From FPI's latest fact sheet, "The Dangers of Deep Defense Cuts: What America’s Civilian and Military Leaders are Saying:"
Unless Congress passes a law by mid-January 2012 that reduces the long-term federal deficit by more than $1.2 trillion, the U.S. Department of Defense will automatically face deep spending cuts over next 10 years—cuts that America’s civilian and military leaders have candidly described as “devastating” and “very high risk.”
The precarious state of the Pentagon’s future fiscal affairs is due to the Budget Control Act of 2011, the controversial August deal by which Congress and the President agreed to raise America’s debt limit.
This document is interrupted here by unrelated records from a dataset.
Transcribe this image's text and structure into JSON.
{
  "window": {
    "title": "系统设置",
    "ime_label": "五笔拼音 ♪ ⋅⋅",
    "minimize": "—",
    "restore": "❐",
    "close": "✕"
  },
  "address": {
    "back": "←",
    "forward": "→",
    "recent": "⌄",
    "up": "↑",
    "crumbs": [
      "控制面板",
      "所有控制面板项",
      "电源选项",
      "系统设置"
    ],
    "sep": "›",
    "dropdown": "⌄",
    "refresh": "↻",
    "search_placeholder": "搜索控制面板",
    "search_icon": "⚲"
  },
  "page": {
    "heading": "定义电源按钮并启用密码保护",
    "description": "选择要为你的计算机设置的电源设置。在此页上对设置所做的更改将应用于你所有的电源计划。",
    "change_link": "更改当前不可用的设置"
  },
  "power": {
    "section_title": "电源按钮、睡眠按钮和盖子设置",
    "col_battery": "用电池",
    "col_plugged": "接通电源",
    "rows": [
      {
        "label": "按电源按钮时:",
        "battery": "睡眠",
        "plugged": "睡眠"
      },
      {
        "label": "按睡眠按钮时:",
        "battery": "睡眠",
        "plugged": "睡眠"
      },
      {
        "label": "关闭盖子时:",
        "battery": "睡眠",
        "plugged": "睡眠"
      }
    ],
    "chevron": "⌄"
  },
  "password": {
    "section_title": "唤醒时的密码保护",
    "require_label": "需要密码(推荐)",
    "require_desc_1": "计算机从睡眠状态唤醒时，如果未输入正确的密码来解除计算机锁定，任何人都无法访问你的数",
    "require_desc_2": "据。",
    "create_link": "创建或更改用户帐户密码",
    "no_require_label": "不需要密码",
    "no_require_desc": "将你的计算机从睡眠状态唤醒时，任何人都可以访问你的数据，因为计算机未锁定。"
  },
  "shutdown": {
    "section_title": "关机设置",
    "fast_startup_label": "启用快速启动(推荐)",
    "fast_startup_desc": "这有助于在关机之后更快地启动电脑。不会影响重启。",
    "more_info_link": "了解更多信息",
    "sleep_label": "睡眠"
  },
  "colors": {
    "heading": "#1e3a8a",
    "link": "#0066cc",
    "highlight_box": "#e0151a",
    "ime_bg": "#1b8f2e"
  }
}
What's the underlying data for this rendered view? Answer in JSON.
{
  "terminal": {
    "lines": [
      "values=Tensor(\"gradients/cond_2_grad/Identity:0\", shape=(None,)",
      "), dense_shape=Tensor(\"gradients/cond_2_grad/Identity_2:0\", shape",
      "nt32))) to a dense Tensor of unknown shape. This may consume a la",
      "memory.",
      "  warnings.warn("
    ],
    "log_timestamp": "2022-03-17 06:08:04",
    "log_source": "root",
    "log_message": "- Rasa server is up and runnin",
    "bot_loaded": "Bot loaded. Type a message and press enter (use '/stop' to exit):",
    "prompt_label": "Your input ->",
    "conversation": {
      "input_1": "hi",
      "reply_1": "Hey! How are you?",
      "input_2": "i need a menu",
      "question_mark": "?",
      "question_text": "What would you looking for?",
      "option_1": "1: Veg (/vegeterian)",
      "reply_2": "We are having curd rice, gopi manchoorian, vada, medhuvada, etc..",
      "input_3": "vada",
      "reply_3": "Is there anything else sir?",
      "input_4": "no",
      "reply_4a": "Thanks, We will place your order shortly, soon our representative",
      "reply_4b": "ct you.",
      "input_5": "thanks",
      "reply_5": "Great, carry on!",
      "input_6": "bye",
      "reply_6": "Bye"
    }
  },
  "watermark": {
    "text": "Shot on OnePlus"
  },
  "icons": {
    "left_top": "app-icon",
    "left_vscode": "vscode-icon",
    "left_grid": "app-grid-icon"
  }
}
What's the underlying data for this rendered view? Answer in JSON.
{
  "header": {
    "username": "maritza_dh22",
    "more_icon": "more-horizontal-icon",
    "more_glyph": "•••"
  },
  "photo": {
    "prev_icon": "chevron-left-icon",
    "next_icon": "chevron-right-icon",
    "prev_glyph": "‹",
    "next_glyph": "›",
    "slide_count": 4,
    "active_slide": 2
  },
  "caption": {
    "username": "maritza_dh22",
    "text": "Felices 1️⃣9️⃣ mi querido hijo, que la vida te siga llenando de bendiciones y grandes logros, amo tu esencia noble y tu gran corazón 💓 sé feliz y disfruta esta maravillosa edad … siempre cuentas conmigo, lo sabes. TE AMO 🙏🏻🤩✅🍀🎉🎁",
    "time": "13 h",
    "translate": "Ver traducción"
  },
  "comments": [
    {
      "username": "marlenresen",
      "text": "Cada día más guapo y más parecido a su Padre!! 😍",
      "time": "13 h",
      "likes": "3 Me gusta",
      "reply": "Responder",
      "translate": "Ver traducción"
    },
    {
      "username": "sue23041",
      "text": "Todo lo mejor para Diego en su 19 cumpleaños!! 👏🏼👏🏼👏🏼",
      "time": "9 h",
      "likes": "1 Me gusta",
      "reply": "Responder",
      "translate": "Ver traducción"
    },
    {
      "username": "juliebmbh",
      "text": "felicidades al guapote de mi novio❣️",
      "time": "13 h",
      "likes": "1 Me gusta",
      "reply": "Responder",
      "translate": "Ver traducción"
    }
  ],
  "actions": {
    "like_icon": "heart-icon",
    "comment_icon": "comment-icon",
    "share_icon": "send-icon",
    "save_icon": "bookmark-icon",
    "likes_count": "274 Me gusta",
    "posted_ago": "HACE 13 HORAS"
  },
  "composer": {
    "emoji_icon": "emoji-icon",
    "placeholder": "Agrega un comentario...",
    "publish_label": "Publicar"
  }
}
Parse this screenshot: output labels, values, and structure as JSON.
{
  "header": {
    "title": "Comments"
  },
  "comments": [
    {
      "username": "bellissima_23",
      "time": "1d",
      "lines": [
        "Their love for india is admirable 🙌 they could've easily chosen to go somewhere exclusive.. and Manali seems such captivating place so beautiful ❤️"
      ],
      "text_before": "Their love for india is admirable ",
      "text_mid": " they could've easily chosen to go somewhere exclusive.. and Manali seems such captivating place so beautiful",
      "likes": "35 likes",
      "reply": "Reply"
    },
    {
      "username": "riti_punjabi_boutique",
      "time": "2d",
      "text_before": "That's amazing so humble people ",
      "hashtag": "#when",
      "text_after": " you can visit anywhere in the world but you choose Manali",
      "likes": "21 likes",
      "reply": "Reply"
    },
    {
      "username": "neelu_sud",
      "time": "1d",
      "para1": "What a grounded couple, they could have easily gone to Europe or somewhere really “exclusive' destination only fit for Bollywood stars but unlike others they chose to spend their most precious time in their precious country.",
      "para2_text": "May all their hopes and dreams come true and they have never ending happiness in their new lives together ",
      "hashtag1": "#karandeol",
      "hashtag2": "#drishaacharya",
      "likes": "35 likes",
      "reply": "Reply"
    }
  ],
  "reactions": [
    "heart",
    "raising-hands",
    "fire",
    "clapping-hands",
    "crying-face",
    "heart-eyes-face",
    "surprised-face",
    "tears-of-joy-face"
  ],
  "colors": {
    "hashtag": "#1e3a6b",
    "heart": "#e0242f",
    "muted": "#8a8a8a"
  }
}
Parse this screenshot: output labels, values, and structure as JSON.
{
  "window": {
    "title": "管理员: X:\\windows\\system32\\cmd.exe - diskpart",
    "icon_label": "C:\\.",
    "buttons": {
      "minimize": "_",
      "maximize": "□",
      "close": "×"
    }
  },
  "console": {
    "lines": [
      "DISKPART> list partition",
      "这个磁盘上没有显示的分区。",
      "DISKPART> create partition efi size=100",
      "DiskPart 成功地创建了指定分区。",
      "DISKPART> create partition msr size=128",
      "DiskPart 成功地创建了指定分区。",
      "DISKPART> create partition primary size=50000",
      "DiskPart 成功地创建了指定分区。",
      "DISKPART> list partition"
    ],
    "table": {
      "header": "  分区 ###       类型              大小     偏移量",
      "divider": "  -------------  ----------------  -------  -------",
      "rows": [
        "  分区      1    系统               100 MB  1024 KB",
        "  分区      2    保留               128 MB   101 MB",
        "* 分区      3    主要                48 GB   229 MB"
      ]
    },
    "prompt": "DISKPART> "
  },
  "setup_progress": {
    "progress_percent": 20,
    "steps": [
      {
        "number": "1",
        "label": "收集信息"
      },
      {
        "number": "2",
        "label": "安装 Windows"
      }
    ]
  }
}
As part of the bargain, the debt-limit deal immediately placed ceilings to cap the defense budget and other forms of discretionary spending—and the effect of these limits was to cut Pentagon spending over the next decade by an estimated $350 billion to $500 billion.
That said, defense spending stands to be slashed even more severely if Congress fails to meet its deficit-cutting deadline of January 12, 2012. In the worst-case scenario, the Budget Control Act’s so-called “trigger” provision would cut an additional $600 billion from the Pentagon’s 10-year budget.
Whole thing here.